On behalf of Ronald H. Kauffman, P.A. posted in Planning for Divorce on Monday, August 12, 2013.

Anyone planning for divorce needs to consider the impact of Social Security benefits. This is especially true if you are close to the age at which you become eligible for benefits, but haven’t started to receive them yet. If you think Social Security claims, benefits and entitlements are confusing, you are not alone.

In general, once you are divorced, you can receive spousal Social Security benefits based on an your ex-husband’s or your ex-wife’s earnings, as long as your marriage lasted at least a 10 years, you are a minimum of 62 years of age, are not married, and do not qualify for a higher benefit based on your own past earnings.

As a matter of divorce planning then, and theoretically, if you were only married 9 years, you may want to put your divorce plans on hold so that you could receive spousal benefits.

Additionally, if an ex-spouse delays claiming Social Security benefits until full retirement age, they can start to collect a spousal Social Security benefits check of 50% of an ex-spouse’s retirement benefits.

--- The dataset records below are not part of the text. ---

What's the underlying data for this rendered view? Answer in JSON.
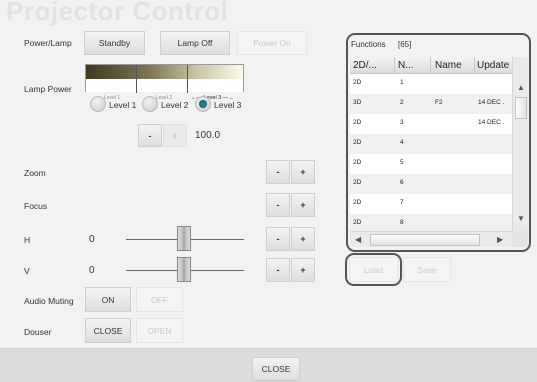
{
  "title": "Projector Control",
  "power": {
    "label": "Power/Lamp",
    "standby": "Standby",
    "lamp_off": "Lamp Off",
    "power_on": "Power On"
  },
  "lamp_power": {
    "label": "Lamp Power",
    "scale_labels": [
      "Level 1",
      "Level 2",
      "Level 3"
    ],
    "levels": [
      "Level 1",
      "Level 2",
      "Level 3"
    ],
    "selected": "Level 3",
    "minus": "-",
    "plus": "+",
    "value": "100.0"
  },
  "zoom": {
    "label": "Zoom",
    "minus": "-",
    "plus": "+"
  },
  "focus": {
    "label": "Focus",
    "minus": "-",
    "plus": "+"
  },
  "h": {
    "label": "H",
    "value": "0",
    "minus": "-",
    "plus": "+"
  },
  "v": {
    "label": "V",
    "value": "0",
    "minus": "-",
    "plus": "+"
  },
  "audio_muting": {
    "label": "Audio Muting",
    "on": "ON",
    "off": "OFF"
  },
  "douser": {
    "label": "Douser",
    "close": "CLOSE",
    "open": "OPEN"
  },
  "functions": {
    "label": "Functions",
    "count": "[65]",
    "columns": [
      "2D/...",
      "N...",
      "Name",
      "Update"
    ],
    "rows": [
      [
        "2D",
        "1",
        "",
        ""
      ],
      [
        "3D",
        "2",
        "F2",
        "14 DEC ."
      ],
      [
        "2D",
        "3",
        "",
        "14 DEC ."
      ],
      [
        "2D",
        "4",
        "",
        ""
      ],
      [
        "2D",
        "5",
        "",
        ""
      ],
      [
        "2D",
        "6",
        "",
        ""
      ],
      [
        "2D",
        "7",
        "",
        ""
      ],
      [
        "2D",
        "8",
        "",
        ""
      ]
    ],
    "load": "Load",
    "save": "Save"
  },
  "footer": {
    "close": "CLOSE"
  },
  "colors": {
    "radio_selected": "#1a7f9a",
    "panel_ring": "#555555"
  }
}
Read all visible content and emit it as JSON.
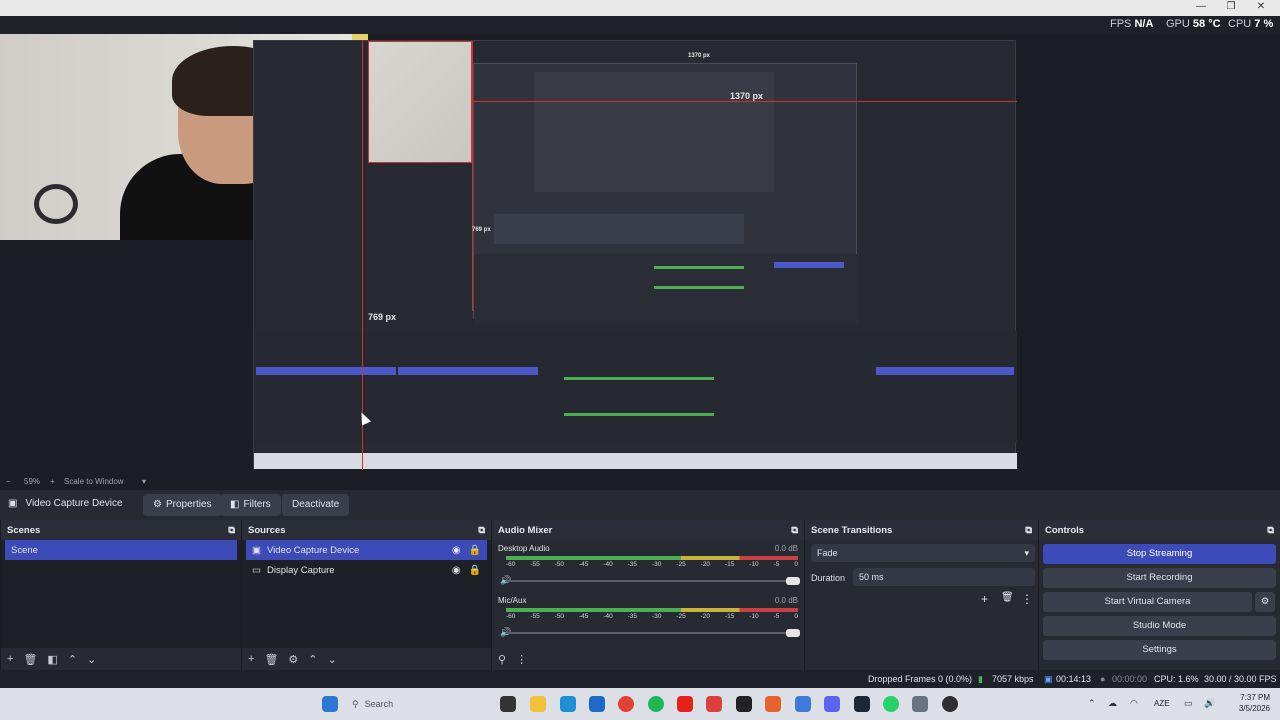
{
  "stats": {
    "fps_label": "FPS",
    "fps_value": "N/A",
    "gpu_label": "GPU",
    "gpu_value": "58 °C",
    "cpu_label": "CPU",
    "cpu_value": "7 %"
  },
  "preview": {
    "measure_width": "1370 px",
    "measure_height": "769 px",
    "measure_width_small": "1370 px",
    "measure_height_small": "769 px"
  },
  "zoom": {
    "minus": "−",
    "level": "59%",
    "plus": "+",
    "mode": "Scale to Window"
  },
  "context": {
    "source_name": "Video Capture Device",
    "properties_label": "Properties",
    "filters_label": "Filters",
    "deactivate_label": "Deactivate"
  },
  "scenes": {
    "title": "Scenes",
    "items": [
      "Scene"
    ]
  },
  "sources": {
    "title": "Sources",
    "items": [
      "Video Capture Device",
      "Display Capture"
    ]
  },
  "mixer": {
    "title": "Audio Mixer",
    "channels": [
      {
        "name": "Desktop Audio",
        "db": "0.0 dB"
      },
      {
        "name": "Mic/Aux",
        "db": "0.0 dB"
      }
    ],
    "ticks": [
      "-60",
      "-55",
      "-50",
      "-45",
      "-40",
      "-35",
      "-30",
      "-25",
      "-20",
      "-15",
      "-10",
      "-5",
      "0"
    ]
  },
  "transitions": {
    "title": "Scene Transitions",
    "selected": "Fade",
    "duration_label": "Duration",
    "duration_value": "50 ms"
  },
  "controls": {
    "title": "Controls",
    "stop_streaming": "Stop Streaming",
    "start_recording": "Start Recording",
    "start_virtual_camera": "Start Virtual Camera",
    "studio_mode": "Studio Mode",
    "settings": "Settings"
  },
  "status": {
    "dropped_frames": "Dropped Frames 0 (0.0%)",
    "bitrate": "7057 kbps",
    "stream_time": "00:14:13",
    "record_time": "00:00:00",
    "cpu": "CPU: 1.6%",
    "fps": "30.00 / 30.00 FPS"
  },
  "taskbar": {
    "search_placeholder": "Search",
    "lang": "AZE",
    "time": "7:37 PM",
    "date": "3/5/2026"
  },
  "colors": {
    "accent": "#3c4bb7",
    "panel": "#272a33",
    "list_bg": "#1e2028",
    "measure_line": "#d0312d"
  }
}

They might also be able to continue working – and even increase the eventual amount of their own personal Social Security retirement benefits – by delaying retirement, until age 70. When an ex-spouse reaches age 70, their Social Security monthly retirement check would be approximately 132% larger than it otherwise would have been, and even larger depending on annual cost of living increases.

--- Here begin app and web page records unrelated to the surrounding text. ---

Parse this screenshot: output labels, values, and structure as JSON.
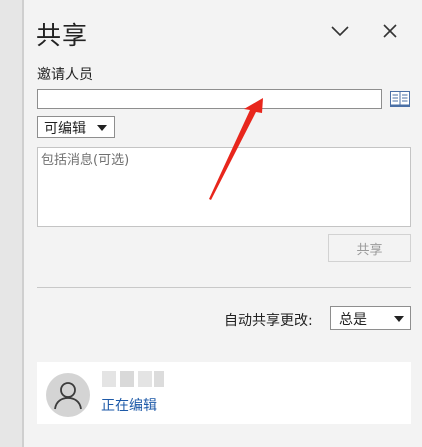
{
  "pane": {
    "title": "共享",
    "invite_label": "邀请人员",
    "invite_value": "",
    "permission": "可编辑",
    "message_placeholder": "包括消息(可选)",
    "share_button": "共享",
    "auto_share_label": "自动共享更改:",
    "auto_share_value": "总是"
  },
  "person": {
    "status": "正在编辑"
  },
  "icons": {
    "collapse": "chevron-down-icon",
    "close": "close-icon",
    "address_book": "address-book-icon",
    "avatar": "person-icon"
  },
  "colors": {
    "status_link": "#1e5aa8",
    "annotation_arrow": "#e8261c"
  }
}
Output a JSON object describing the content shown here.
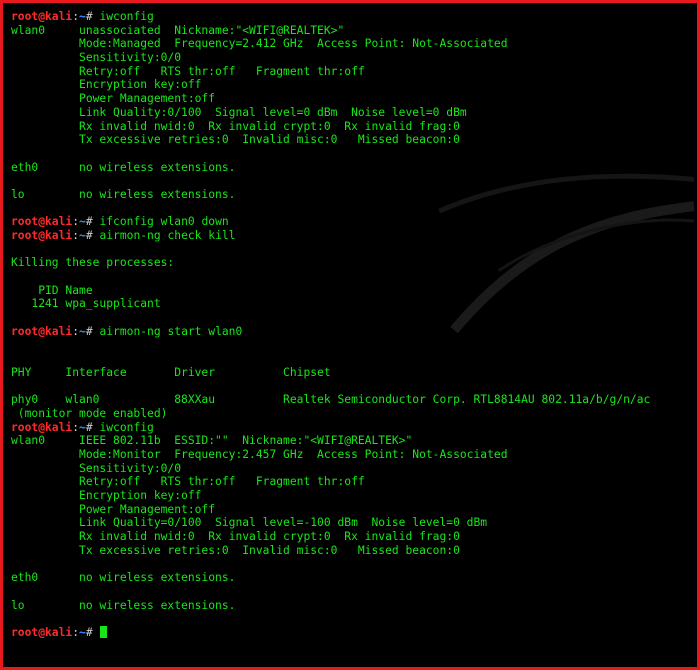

One complication is that a divorced spouse can only receive a spousal Social Security benefit 2-years after a divorce, if an ex-spouse has not yet applied for his or her own retirement benefit.

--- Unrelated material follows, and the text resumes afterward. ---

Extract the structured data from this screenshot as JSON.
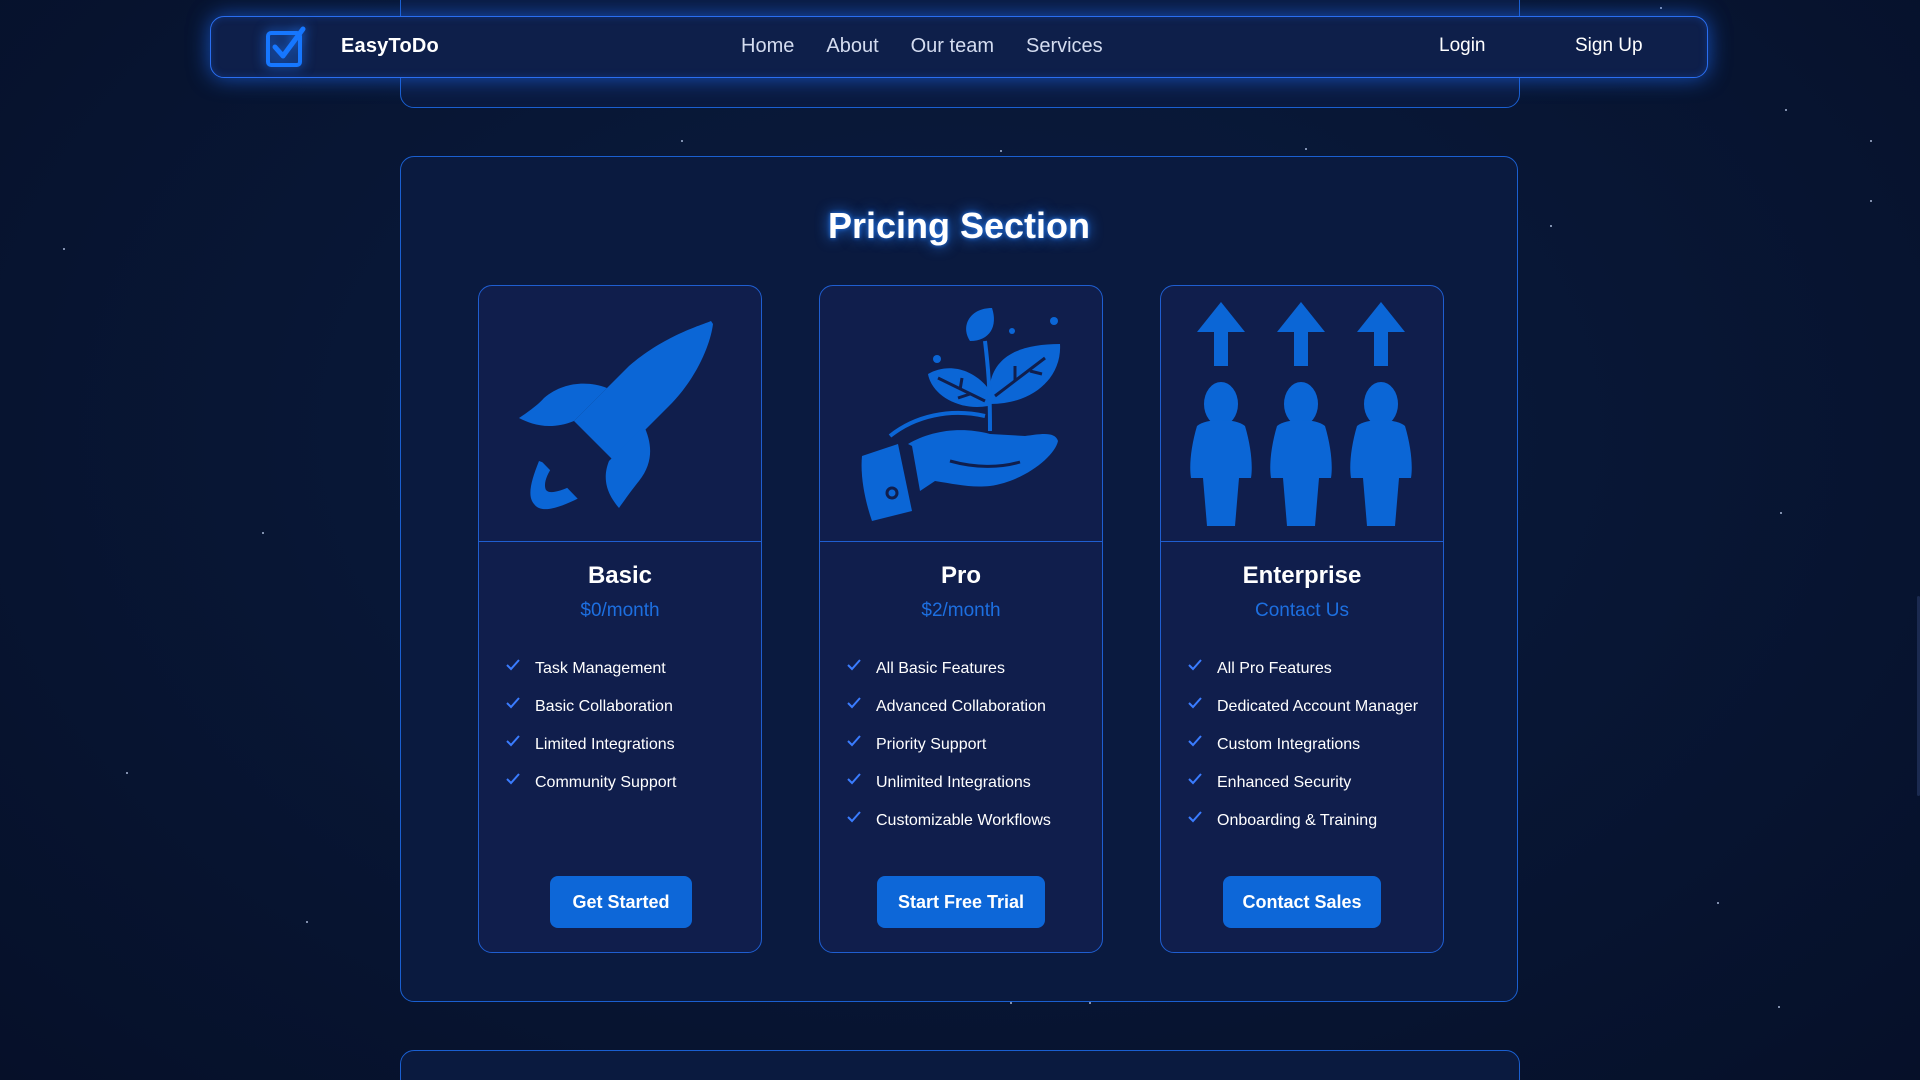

There are a lot of other Social Security Administration rules which can complicate this straightforward analysis. The rules regulating Social Security could change at any point in time, and suddenly delayed benefits might no longer be recognized. Or the criteria for divorcing spouses can be changed to 5 years from the 2 years stated above.

What happens if the Social Security rules change? It may depend on the status and wording of the law at the time you divorce. So, not only can the current rules cause you immediate problems, but the plans you made – which were correct at the time you made them – might be wrecked by a rule change.